All parties to the conflict are bound by Article 3 common to the 1949 Geneva Conventions that provides for the minimum standard to be respected and requires humane treatment without adverse distinction of all persons not or no longer taking active parts in hostilities. It prohibits murder, mutilation, torture, cruel, inhuman and degrading treatment, hostage taking and unfair trials. In addition, all parties are bound by customary international humanitarian law applicable to non-international armed conflict. Customary international law consists of unwritten rules that come from a general practice accepted as law. Based on an extensive study, the International Committee of the Red Cross maintains a database on customary international humanitarian law.

In addition to international humanitarian law, international human rights law continues to apply during times of armed conflict.

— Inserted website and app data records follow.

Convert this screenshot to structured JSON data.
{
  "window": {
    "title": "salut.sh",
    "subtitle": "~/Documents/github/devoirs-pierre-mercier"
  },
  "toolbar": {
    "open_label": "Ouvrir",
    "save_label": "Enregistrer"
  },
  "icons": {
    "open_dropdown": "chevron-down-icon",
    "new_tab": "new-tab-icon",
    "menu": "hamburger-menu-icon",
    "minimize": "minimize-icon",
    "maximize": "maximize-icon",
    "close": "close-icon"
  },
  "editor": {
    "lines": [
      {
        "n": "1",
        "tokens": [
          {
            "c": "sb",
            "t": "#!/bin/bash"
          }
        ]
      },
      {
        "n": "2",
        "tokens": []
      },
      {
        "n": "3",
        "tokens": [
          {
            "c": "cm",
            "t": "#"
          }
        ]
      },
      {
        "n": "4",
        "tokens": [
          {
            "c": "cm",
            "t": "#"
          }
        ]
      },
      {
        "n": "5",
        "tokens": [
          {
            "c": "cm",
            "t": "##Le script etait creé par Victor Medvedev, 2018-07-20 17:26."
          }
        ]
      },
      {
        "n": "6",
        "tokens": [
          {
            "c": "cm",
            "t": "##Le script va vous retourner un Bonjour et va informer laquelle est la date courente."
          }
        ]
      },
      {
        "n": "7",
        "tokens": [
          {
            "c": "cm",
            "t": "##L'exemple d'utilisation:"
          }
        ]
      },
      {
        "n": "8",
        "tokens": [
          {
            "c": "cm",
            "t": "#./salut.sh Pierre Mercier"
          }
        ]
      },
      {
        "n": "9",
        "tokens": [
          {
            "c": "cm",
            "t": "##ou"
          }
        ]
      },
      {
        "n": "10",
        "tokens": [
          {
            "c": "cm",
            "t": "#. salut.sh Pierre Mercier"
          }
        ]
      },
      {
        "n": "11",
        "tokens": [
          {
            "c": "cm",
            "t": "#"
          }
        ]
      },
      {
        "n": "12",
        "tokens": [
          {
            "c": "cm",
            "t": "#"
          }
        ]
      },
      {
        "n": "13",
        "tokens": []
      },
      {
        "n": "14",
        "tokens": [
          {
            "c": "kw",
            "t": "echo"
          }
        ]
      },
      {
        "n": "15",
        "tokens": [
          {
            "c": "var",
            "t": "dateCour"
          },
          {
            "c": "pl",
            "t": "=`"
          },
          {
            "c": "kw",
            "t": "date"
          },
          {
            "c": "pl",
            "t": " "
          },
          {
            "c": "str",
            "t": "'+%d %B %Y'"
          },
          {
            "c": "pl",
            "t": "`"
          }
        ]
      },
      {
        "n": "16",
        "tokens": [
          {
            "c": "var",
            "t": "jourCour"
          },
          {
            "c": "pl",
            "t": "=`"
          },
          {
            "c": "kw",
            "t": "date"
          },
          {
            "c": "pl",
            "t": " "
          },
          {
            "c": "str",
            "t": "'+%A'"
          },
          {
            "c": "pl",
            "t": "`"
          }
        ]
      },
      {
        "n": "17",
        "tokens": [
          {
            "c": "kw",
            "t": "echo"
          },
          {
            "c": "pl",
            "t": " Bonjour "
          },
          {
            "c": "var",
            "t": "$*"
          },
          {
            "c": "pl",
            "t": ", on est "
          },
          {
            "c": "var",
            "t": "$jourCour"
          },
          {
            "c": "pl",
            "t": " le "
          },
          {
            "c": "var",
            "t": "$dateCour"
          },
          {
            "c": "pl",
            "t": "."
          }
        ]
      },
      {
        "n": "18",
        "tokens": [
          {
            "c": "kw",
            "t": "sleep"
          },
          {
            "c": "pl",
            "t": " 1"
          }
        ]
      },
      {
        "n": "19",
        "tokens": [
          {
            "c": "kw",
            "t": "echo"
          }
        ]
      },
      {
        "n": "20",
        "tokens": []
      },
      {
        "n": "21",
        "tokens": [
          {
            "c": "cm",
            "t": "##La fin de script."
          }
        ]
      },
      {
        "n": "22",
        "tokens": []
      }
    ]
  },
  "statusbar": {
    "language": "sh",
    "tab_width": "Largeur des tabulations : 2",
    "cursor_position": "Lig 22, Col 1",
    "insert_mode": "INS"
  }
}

Under human rights law, the territorial state has an obligation to prevent and to investigate alleged violations, including by non-state actors. Non-state armed groups are increasingly considered to be bound by international human rights law if they exercise de facto control over some areas.

State parties

Non-state parties

A wide array of non-state armed groups is active in Pakistan. Below is a selection of the most important groups or alliances. For further information on other groups, see A. Bellal (ed), The War Report. Armed Conflicts in 2014, Oxford University Press, 2016, p 172 ff; Stanford University, Pakistan, Mapping Militant Organizations.

Last updated: Tuesday 12th September 2017